======== Data in this exercise ========

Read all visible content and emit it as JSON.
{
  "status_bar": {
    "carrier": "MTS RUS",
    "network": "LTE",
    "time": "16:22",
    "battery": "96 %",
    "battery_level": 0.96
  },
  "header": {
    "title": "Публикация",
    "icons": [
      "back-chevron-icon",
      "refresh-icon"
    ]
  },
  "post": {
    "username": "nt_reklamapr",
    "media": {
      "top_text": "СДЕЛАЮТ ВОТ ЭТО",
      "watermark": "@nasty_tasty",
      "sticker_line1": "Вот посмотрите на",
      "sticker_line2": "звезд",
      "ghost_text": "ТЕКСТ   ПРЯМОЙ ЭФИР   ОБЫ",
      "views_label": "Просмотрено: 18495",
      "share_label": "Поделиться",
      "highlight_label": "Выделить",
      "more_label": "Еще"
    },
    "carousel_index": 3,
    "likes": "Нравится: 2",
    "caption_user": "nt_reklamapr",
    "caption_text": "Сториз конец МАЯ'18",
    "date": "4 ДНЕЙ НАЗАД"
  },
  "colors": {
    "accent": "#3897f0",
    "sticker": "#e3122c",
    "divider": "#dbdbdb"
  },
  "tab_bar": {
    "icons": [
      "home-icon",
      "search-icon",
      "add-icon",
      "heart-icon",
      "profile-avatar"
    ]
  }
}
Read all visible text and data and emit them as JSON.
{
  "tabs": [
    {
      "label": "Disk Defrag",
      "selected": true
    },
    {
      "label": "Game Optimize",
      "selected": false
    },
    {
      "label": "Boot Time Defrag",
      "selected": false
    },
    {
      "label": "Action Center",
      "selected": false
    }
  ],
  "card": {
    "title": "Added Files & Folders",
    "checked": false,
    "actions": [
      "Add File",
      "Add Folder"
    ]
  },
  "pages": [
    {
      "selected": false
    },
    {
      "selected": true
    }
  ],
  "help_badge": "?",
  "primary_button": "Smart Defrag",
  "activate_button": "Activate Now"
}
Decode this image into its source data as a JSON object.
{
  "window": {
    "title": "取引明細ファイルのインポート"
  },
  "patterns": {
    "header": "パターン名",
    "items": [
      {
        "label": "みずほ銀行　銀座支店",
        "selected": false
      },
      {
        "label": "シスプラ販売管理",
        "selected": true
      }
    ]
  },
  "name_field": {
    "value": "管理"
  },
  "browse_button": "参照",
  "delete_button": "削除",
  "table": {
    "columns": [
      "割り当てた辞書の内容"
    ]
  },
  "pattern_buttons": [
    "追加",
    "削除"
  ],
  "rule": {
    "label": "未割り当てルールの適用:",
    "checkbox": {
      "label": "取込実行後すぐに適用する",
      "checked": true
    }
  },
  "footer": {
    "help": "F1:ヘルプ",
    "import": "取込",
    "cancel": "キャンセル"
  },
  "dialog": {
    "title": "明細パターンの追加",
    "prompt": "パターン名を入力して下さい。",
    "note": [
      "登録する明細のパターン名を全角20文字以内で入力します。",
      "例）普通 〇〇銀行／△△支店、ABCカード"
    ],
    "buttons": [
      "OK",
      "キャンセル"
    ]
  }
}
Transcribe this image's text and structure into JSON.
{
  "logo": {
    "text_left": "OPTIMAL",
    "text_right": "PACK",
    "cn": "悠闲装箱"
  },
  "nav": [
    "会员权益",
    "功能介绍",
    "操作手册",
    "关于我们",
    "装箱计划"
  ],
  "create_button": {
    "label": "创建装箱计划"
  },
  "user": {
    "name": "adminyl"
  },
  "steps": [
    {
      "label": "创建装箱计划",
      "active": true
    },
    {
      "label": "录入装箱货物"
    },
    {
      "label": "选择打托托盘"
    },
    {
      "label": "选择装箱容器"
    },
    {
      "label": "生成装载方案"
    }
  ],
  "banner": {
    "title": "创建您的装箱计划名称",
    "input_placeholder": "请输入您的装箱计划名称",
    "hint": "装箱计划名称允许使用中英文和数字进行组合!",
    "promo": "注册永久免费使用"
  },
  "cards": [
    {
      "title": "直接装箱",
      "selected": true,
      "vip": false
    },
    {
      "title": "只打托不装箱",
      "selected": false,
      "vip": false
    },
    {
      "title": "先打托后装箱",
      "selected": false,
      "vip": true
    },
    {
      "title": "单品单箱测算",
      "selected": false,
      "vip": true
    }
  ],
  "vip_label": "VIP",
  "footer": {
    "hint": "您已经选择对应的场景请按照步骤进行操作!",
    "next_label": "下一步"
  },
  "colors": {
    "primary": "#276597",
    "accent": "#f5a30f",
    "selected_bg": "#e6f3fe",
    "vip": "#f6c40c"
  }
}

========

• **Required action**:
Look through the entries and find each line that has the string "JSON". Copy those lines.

• **Result below**:
Read all visible content and emit it as JSON.
Read all visible text and data and emit them as JSON.
Decode this image into its source data as a JSON object.
Transcribe this image's text and structure into JSON.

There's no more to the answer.